Vodafone is facing fresh controversy over tax after it emerged that the mobile phone giant did not pay any corporation tax in Britain last year.
And how was it able to do that then?
Vodafone was able to avoid paying corporation tax in Britain last year by off-setting the bill against its capital expenditure, which rose from £516m to £575m.
It invests £1.5m a day in mobile networks in Britain, and is still writing tax off against the £5.96bn it paid the government for mobile spectrum in 2000. It also paid around £700m in payroll and other taxes last year.
So there isn't a controversy as no tax evasion or even avoidance has taken place. The company is simply investing in its network - that'll be to cope with the massive increase in data usage from smart phones and new technologies like 4G. This is a good thing - it sets the company up for the future in an extremely competitive market, hopefully to generate decent returns for its shareholders, pay tax on profits, and create jobs. Without the capex, there will not be a Vodafone UK in the future. The government of course recognises this and hence the favourable tax treatment, which applies to all companies and not just Vodafone. However, this is not good enough for UK Uncut:
Press release: UK Uncut condemn Vodafone for paying no UK corporation tax in 2011

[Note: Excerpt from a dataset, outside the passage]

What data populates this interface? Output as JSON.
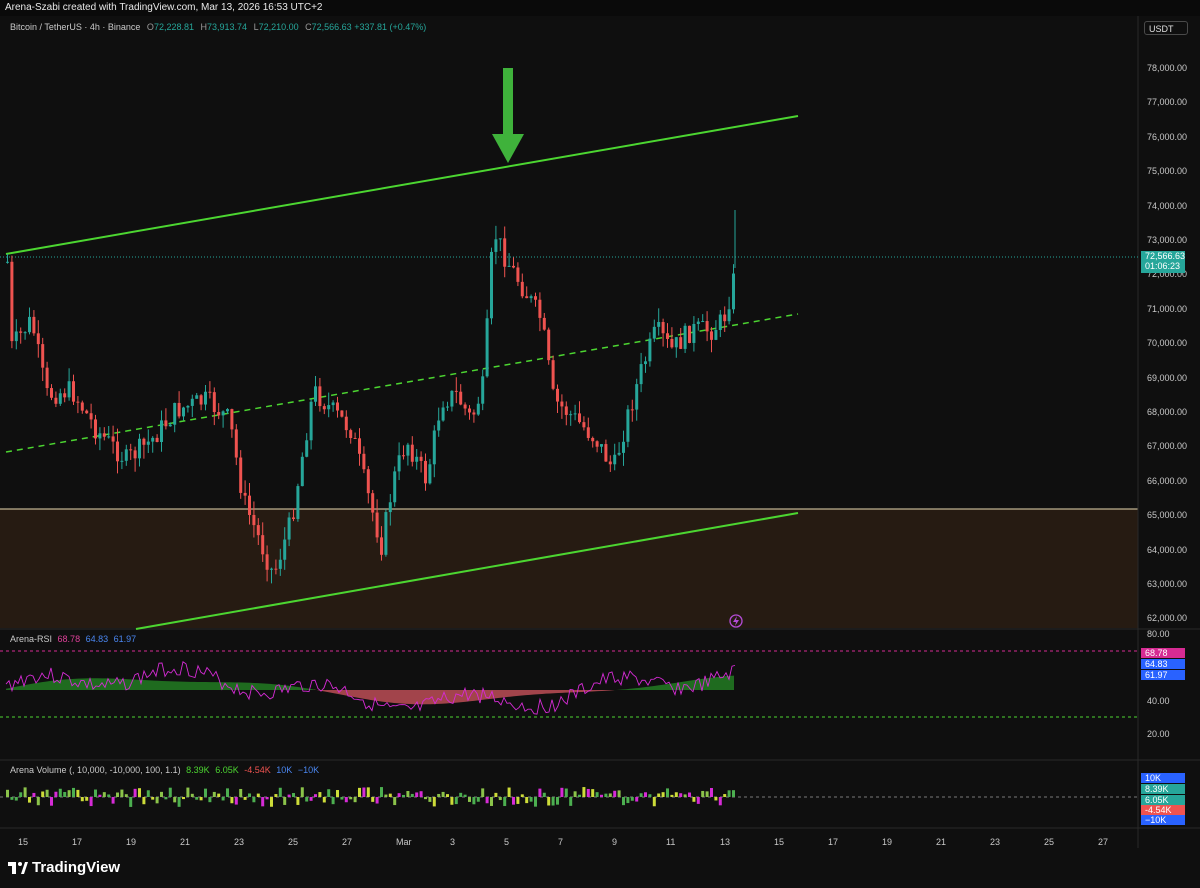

The ignorance of UK Uncut on this doesn't surprise me but this is perhaps its biggest blunder to date. Of more concern is that the most read (and right-leaning) broadsheet in the UK has run such a misleading story. The implication here is that the UK is being portrayed as anti-business, just at a time when we need private sector investment to create jobs for people who will in turn pay taxes and probably spend a good chunk of their earnings in the UK. Not to mention the potential benefits that stable, high speed internet will bring to the economy.